City recommends 'signal prioritization' for transit, but what will that mean for the streetcar?

Streetcar strikes Metro bus downtown
Posted at 5:00 AM, Jul 11, 2019
and last updated 2019-07-11 15:27:31-04

CINCINNATI — The city's beleaguered streetcar system could be one step toward greater reliability and faster arrival times. At least, that's what city administrators hope.

City Manager Patrick Duhaney announced in a memo Monday afternoon that his administration is recommending the Department of Transportation and Engineering move forward with a proposal to install "traffic signal prioritization" technology at up to four busy intersections along the streetcar's 3.6-mile loop through Over-the-Rhine, Downtown and The Banks.

Duhaney suggested extending green light times by 10 seconds at key intersections, saying it would help reduce the impact of often-heavy Downtown traffic on the streetcar, which has to follow the exact same traffic laws as cars and buses.

"Without TSP, the streetcar must stop at red lights, leading to system-wide delays," he wrote. "Installing TSP at four locations along the streetcar route will help improve streetcar on-time performance ... which in turn should increase the overall customer experience."

It didn't take long after the streetcar's launch in September 2016 for a painful truth to emerge: Because the streetcar does not have its own right-of-way, it is subject to the same ebbs and flows of Downtown traffic as every other vehicle on the city's surface streets.

This prompted City Council to order the administration to prepare a Downtown traffic study, analyzing all modes of transportation and how smoothly they flow through the central business district. It was the first time the city studied its traffic signal infrastructure in more than 20 years.

"We are way behind," then-chair of the council's transportation committee Amy Murray said. The typical time frame for revisiting traffic signal patterns is closer to five or 10 years.

"We’ve been calling for this kind of thing from the beginning and we’ve seen other cities pursue this," said Derek Bauman, streetcar proponent and Southwest Ohio Regional Director of All Aboard Ohio, a statewide rail transit advocacy group. "It is long overdue, but it is refreshing to see progress being made to improve the operations."

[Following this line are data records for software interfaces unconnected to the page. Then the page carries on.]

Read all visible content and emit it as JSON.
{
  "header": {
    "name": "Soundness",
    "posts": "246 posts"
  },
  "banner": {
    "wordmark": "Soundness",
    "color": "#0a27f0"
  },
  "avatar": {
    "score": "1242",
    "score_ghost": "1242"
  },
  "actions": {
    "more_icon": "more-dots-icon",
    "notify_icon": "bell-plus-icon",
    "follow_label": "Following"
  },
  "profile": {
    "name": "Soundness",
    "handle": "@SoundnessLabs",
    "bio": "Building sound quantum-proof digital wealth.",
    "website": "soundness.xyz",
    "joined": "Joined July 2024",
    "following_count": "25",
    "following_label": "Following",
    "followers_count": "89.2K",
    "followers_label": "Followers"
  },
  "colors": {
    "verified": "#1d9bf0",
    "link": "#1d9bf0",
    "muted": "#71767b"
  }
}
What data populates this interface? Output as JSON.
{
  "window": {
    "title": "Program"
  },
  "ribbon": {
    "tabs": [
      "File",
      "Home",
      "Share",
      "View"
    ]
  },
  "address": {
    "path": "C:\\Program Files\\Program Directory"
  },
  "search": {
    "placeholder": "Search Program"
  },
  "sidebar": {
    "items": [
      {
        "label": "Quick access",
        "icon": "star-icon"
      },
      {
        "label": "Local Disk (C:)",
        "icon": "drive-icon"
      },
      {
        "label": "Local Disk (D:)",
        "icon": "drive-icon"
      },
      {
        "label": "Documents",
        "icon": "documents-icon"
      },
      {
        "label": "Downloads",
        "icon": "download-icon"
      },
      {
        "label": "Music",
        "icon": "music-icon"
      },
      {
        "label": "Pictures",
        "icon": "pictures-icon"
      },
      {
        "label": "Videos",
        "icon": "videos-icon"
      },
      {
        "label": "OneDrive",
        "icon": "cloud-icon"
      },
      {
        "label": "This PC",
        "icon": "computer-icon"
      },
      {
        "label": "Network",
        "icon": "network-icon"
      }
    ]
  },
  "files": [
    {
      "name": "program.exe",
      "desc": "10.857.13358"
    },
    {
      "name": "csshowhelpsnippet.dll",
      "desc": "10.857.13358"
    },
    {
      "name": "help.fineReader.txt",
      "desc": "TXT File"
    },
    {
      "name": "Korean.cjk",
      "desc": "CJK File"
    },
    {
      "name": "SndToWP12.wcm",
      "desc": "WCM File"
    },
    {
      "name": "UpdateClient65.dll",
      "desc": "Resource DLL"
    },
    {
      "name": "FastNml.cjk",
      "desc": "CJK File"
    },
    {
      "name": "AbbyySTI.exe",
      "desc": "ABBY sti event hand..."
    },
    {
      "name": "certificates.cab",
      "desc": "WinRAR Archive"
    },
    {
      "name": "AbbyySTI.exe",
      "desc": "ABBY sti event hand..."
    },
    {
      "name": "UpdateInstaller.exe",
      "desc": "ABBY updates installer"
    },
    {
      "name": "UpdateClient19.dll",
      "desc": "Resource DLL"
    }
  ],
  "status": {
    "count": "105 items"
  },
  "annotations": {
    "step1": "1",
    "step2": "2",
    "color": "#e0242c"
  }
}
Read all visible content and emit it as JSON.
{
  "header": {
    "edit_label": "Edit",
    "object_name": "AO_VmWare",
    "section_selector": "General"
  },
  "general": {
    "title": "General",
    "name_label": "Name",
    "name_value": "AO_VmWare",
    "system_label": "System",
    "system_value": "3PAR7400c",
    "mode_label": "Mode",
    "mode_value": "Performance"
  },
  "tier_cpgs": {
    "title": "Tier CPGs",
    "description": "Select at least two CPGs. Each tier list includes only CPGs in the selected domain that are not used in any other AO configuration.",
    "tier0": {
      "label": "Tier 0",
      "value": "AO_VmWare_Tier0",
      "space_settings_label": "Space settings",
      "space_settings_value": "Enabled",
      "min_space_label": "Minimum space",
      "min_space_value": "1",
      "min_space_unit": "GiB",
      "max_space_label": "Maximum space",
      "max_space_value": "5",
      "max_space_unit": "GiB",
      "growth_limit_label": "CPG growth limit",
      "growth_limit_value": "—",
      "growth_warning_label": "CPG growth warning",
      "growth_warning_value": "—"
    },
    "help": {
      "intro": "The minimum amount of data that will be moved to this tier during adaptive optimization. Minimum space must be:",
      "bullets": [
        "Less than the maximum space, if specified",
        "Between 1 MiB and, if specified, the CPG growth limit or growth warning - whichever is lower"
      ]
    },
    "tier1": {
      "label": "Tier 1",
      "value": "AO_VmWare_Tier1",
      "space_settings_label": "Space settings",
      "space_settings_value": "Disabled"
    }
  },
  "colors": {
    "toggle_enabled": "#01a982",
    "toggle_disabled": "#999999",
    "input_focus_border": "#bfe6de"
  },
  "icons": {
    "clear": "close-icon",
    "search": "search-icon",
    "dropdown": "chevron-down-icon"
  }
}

By performing the traffic study and exploring traffic signal prioritization, Cincinnati's streetcar is not the first to consider the technology for years. Kansas City's KC Streetcar — which follows a similar route design, uses identical vehicles to Cincinnati's, and launched just five months earlier — has used some signal prioritization since its beginnings.

"The intent is to make the system more intelligent and more efficient," Ralph Davis, deputy director of Kansas City Public Works, told the Kansas City Star in 2016.

Oklahoma City opened its own streetcar late last year. By February 2019, lawmakers were taking action to install traffic signal priority measures.

The strategy has taken a national hold, as well. The National Association of City Transportation Officials recommends signal prioritization "(w)here signals are a major source of delay for transit."

In March of this year, then-DOTE transit manager John Brazina presented recommendations on improving mobility throughout Downtown, including installing traffic signal prioritization devices at four intersections along the streetcar's route:

  • Liberty and Race streets
  • Liberty and Elm streets
  • Walnut and Ninth streets
  • Walnut and Second streets

In his memo this week, Duhaney included more specifics, including how much travel time the TSPs would save streetcar riders each day. Those estimates ranged from 3-and-a-half minutes to 5-and-a-half minutes throughout the day, according to a report by Cincinnati-based architecture, engineering and planning firm Brandstetter Carroll Inc.

Bauman thinks those estimates might be low.

"Off the top of my head, that seems low because of the compounding effect. If you miss one light you miss others later down the line," he said.

The use of traffic signal priority for transit purposes has not met universal support among the city's elected officials. When first proposed as a solution to the streetcar's arrival delays, Mayor John Cranley said prioritizing signals for transit was at odds with the 90% of Downtown commuters who drive.

"I don't believe that rush-hour traffic should have to wait for the streetcar," he told City Council.

TSP is just one of several actions recommended or taken by city officials to reduce streetcar delays. Last month, City Council voted to increase the fine for blocking the streetcar tracks from $50 to $100, and DOTE officials are in the process of testing on-pavement lettering that reads "DO NOT BLOCK THE STREETCAR/PARK INSIDE LINE OR BE TOWED."

Duhaney said he estimates installation of the TSP devices would cost between $80,000 and $100,000.